** Opening MATERIALS PROVIDED block **

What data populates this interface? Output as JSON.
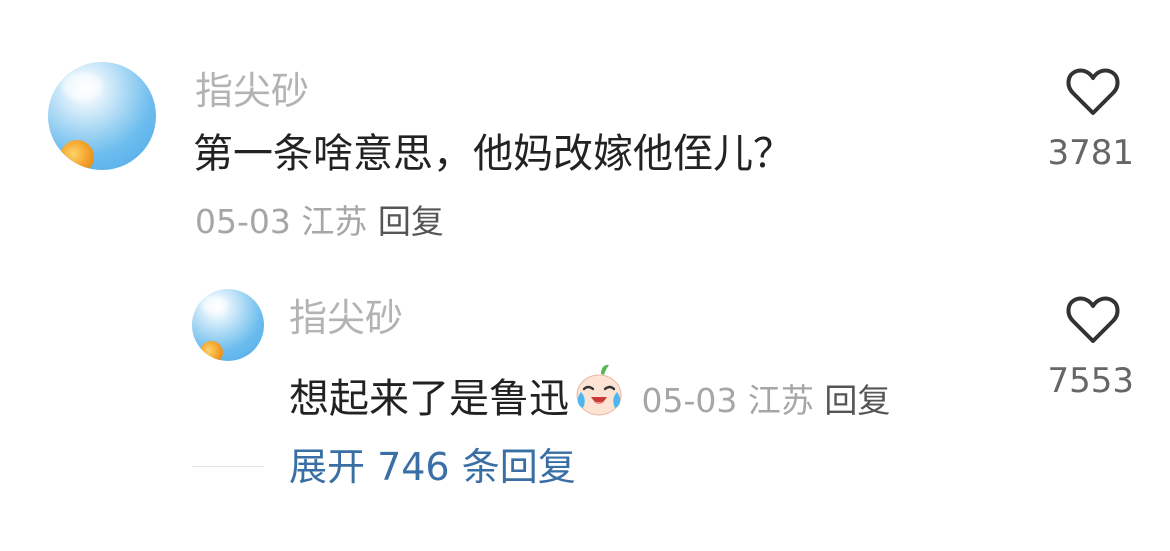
{
  "comment": {
    "username": "指尖砂",
    "text": "第一条啥意思，他妈改嫁他侄儿？",
    "date": "05-03",
    "location": "江苏",
    "reply_label": "回复",
    "like_count": "3781",
    "like_icon": "heart-outline-icon"
  },
  "reply": {
    "username": "指尖砂",
    "text": "想起来了是鲁迅",
    "emoji": "crying-laughing-emoji",
    "date": "05-03",
    "location": "江苏",
    "reply_label": "回复",
    "like_count": "7553",
    "like_icon": "heart-outline-icon"
  },
  "expand": {
    "label": "展开 746 条回复"
  },
  "colors": {
    "username": "#b3b3b3",
    "text": "#222222",
    "meta": "#a6a6a6",
    "link": "#3a6fa6"
  }
}
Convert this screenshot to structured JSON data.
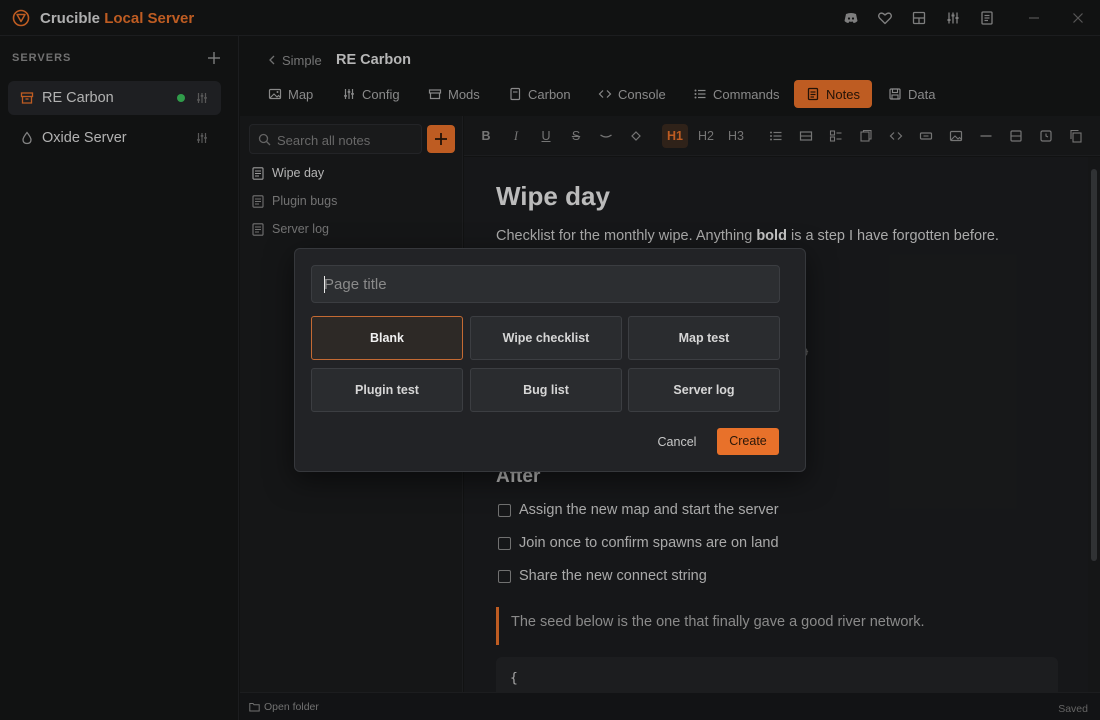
{
  "app": {
    "title_primary": "Crucible",
    "title_accent": "Local Server",
    "accent_color": "#e8712a",
    "window_icons": [
      "discord-icon",
      "heart-icon",
      "layout-icon",
      "sliders-icon",
      "document-icon",
      "minimize-icon",
      "close-icon"
    ]
  },
  "servers": {
    "heading": "SERVERS",
    "items": [
      {
        "label": "RE Carbon",
        "icon": "server-box-icon",
        "status": "running",
        "status_color": "#3bbf5b"
      },
      {
        "label": "Oxide Server",
        "icon": "droplet-icon"
      }
    ]
  },
  "header": {
    "breadcrumb_parent": "Simple",
    "breadcrumb_current": "RE Carbon",
    "tabs": [
      {
        "label": "Map",
        "icon": "image-icon"
      },
      {
        "label": "Config",
        "icon": "sliders-icon"
      },
      {
        "label": "Mods",
        "icon": "box-icon"
      },
      {
        "label": "Carbon",
        "icon": "file-icon"
      },
      {
        "label": "Console",
        "icon": "code-icon"
      },
      {
        "label": "Commands",
        "icon": "list-icon"
      },
      {
        "label": "Notes",
        "icon": "note-icon",
        "active": true
      },
      {
        "label": "Data",
        "icon": "database-icon"
      }
    ]
  },
  "notes": {
    "search_placeholder": "Search all notes",
    "items": [
      {
        "label": "Wipe day",
        "active": true
      },
      {
        "label": "Plugin bugs"
      },
      {
        "label": "Server log"
      }
    ]
  },
  "toolbar": {
    "bold": "B",
    "italic": "I",
    "underline": "U",
    "strike": "S",
    "h1": "H1",
    "h2": "H2",
    "h3": "H3"
  },
  "editor": {
    "title": "Wipe day",
    "intro_before": "Checklist for the monthly wipe. Anything ",
    "intro_bold": "bold",
    "intro_after": " is a step I have forgotten before.",
    "hidden_fragment": "ap",
    "section_after": "After",
    "checklist": [
      "Assign the new map and start the server",
      "Join once to confirm spawns are on land",
      "Share the new connect string"
    ],
    "quote": "The seed below is the one that finally gave a good river network.",
    "code_first_line": "{"
  },
  "statusbar": {
    "open_folder": "Open folder",
    "saved": "Saved"
  },
  "modal": {
    "placeholder": "Page title",
    "templates": [
      "Blank",
      "Wipe checklist",
      "Map test",
      "Plugin test",
      "Bug list",
      "Server log"
    ],
    "selected_template": "Blank",
    "cancel": "Cancel",
    "create": "Create"
  }
}
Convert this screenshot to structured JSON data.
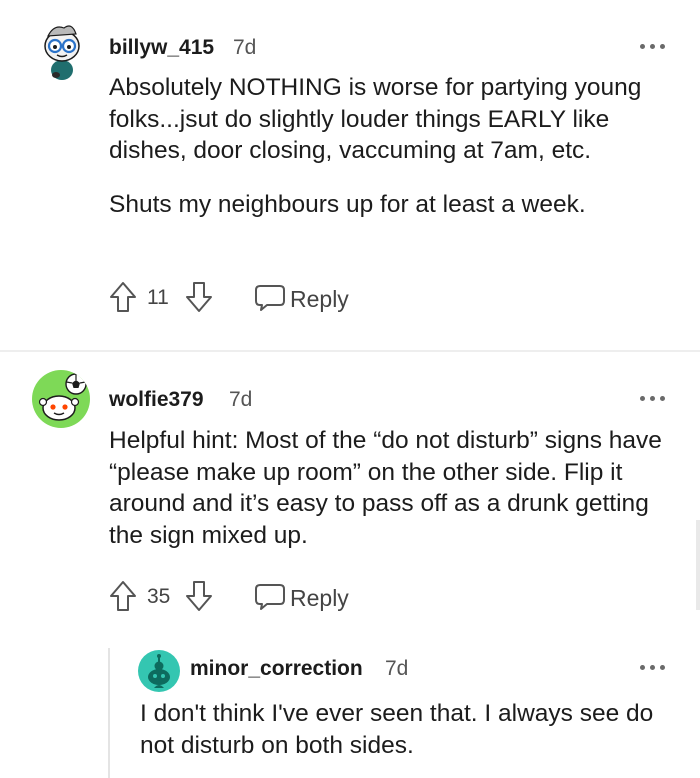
{
  "comments": [
    {
      "username": "billyw_415",
      "time": "7d",
      "paragraphs": [
        "Absolutely NOTHING is worse for partying young folks...jsut do slightly louder things EARLY like dishes, door closing, vaccuming at 7am, etc.",
        "Shuts my neighbours up for at least a week."
      ],
      "score": "11",
      "reply_label": "Reply",
      "avatar_icon": "snoo-glasses-avatar-icon"
    },
    {
      "username": "wolfie379",
      "time": "7d",
      "paragraphs": [
        "Helpful hint: Most of the “do not disturb” signs have “please make up room” on the other side. Flip it around and it’s easy to pass off as a drunk getting the sign mixed up."
      ],
      "score": "35",
      "reply_label": "Reply",
      "avatar_icon": "snoo-soccer-avatar-icon"
    },
    {
      "username": "minor_correction",
      "time": "7d",
      "paragraphs": [
        "I don't think I've ever seen that. I always see do not disturb on both sides."
      ],
      "avatar_icon": "snoo-default-avatar-icon"
    }
  ],
  "colors": {
    "text": "#1c1c1c",
    "meta": "#555555",
    "divider": "#eeeeee",
    "avatar_green": "#7ed957",
    "avatar_teal": "#34c6b1"
  }
}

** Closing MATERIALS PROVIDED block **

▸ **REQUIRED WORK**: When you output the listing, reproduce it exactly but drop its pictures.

▸ **WORKED SOLUTION**:
What data populates this interface? Output as JSON.
{
  "comment": {
    "username": "指尖砂",
    "text": "第一条啥意思，他妈改嫁他侄儿？",
    "date": "05-03",
    "location": "江苏",
    "reply_label": "回复",
    "like_count": "3781",
    "like_icon": "heart-outline-icon"
  },
  "reply": {
    "username": "指尖砂",
    "text": "想起来了是鲁迅",
    "emoji": "crying-laughing-emoji",
    "date": "05-03",
    "location": "江苏",
    "reply_label": "回复",
    "like_count": "7553",
    "like_icon": "heart-outline-icon"
  },
  "expand": {
    "label": "展开 746 条回复"
  },
  "colors": {
    "username": "#b3b3b3",
    "text": "#222222",
    "meta": "#a6a6a6",
    "link": "#3a6fa6"
  }
}
Convert this screenshot to structured JSON data.
{
  "app": {
    "title_primary": "Crucible",
    "title_accent": "Local Server",
    "accent_color": "#e8712a",
    "window_icons": [
      "discord-icon",
      "heart-icon",
      "layout-icon",
      "sliders-icon",
      "document-icon",
      "minimize-icon",
      "close-icon"
    ]
  },
  "servers": {
    "heading": "SERVERS",
    "items": [
      {
        "label": "RE Carbon",
        "icon": "server-box-icon",
        "status": "running",
        "status_color": "#3bbf5b"
      },
      {
        "label": "Oxide Server",
        "icon": "droplet-icon"
      }
    ]
  },
  "header": {
    "breadcrumb_parent": "Simple",
    "breadcrumb_current": "RE Carbon",
    "tabs": [
      {
        "label": "Map",
        "icon": "image-icon"
      },
      {
        "label": "Config",
        "icon": "sliders-icon"
      },
      {
        "label": "Mods",
        "icon": "box-icon"
      },
      {
        "label": "Carbon",
        "icon": "file-icon"
      },
      {
        "label": "Console",
        "icon": "code-icon"
      },
      {
        "label": "Commands",
        "icon": "list-icon"
      },
      {
        "label": "Notes",
        "icon": "note-icon",
        "active": true
      },
      {
        "label": "Data",
        "icon": "database-icon"
      }
    ]
  },
  "notes": {
    "search_placeholder": "Search all notes",
    "items": [
      {
        "label": "Wipe day",
        "active": true
      },
      {
        "label": "Plugin bugs"
      },
      {
        "label": "Server log"
      }
    ]
  },
  "toolbar": {
    "bold": "B",
    "italic": "I",
    "underline": "U",
    "strike": "S",
    "h1": "H1",
    "h2": "H2",
    "h3": "H3"
  },
  "editor": {
    "title": "Wipe day",
    "intro_before": "Checklist for the monthly wipe. Anything ",
    "intro_bold": "bold",
    "intro_after": " is a step I have forgotten before.",
    "hidden_fragment": "ap",
    "section_after": "After",
    "checklist": [
      "Assign the new map and start the server",
      "Join once to confirm spawns are on land",
      "Share the new connect string"
    ],
    "quote": "The seed below is the one that finally gave a good river network.",
    "code_first_line": "{"
  },
  "statusbar": {
    "open_folder": "Open folder",
    "saved": "Saved"
  },
  "modal": {
    "placeholder": "Page title",
    "templates": [
      "Blank",
      "Wipe checklist",
      "Map test",
      "Plugin test",
      "Bug list",
      "Server log"
    ],
    "selected_template": "Blank",
    "cancel": "Cancel",
    "create": "Create"
  }
}
Convert this screenshot to structured JSON data.
{
  "comments": [
    {
      "username": "billyw_415",
      "time": "7d",
      "paragraphs": [
        "Absolutely NOTHING is worse for partying young folks...jsut do slightly louder things EARLY like dishes, door closing, vaccuming at 7am, etc.",
        "Shuts my neighbours up for at least a week."
      ],
      "score": "11",
      "reply_label": "Reply",
      "avatar_icon": "snoo-glasses-avatar-icon"
    },
    {
      "username": "wolfie379",
      "time": "7d",
      "paragraphs": [
        "Helpful hint: Most of the “do not disturb” signs have “please make up room” on the other side. Flip it around and it’s easy to pass off as a drunk getting the sign mixed up."
      ],
      "score": "35",
      "reply_label": "Reply",
      "avatar_icon": "snoo-soccer-avatar-icon"
    },
    {
      "username": "minor_correction",
      "time": "7d",
      "paragraphs": [
        "I don't think I've ever seen that. I always see do not disturb on both sides."
      ],
      "avatar_icon": "snoo-default-avatar-icon"
    }
  ],
  "colors": {
    "text": "#1c1c1c",
    "meta": "#555555",
    "divider": "#eeeeee",
    "avatar_green": "#7ed957",
    "avatar_teal": "#34c6b1"
  }
}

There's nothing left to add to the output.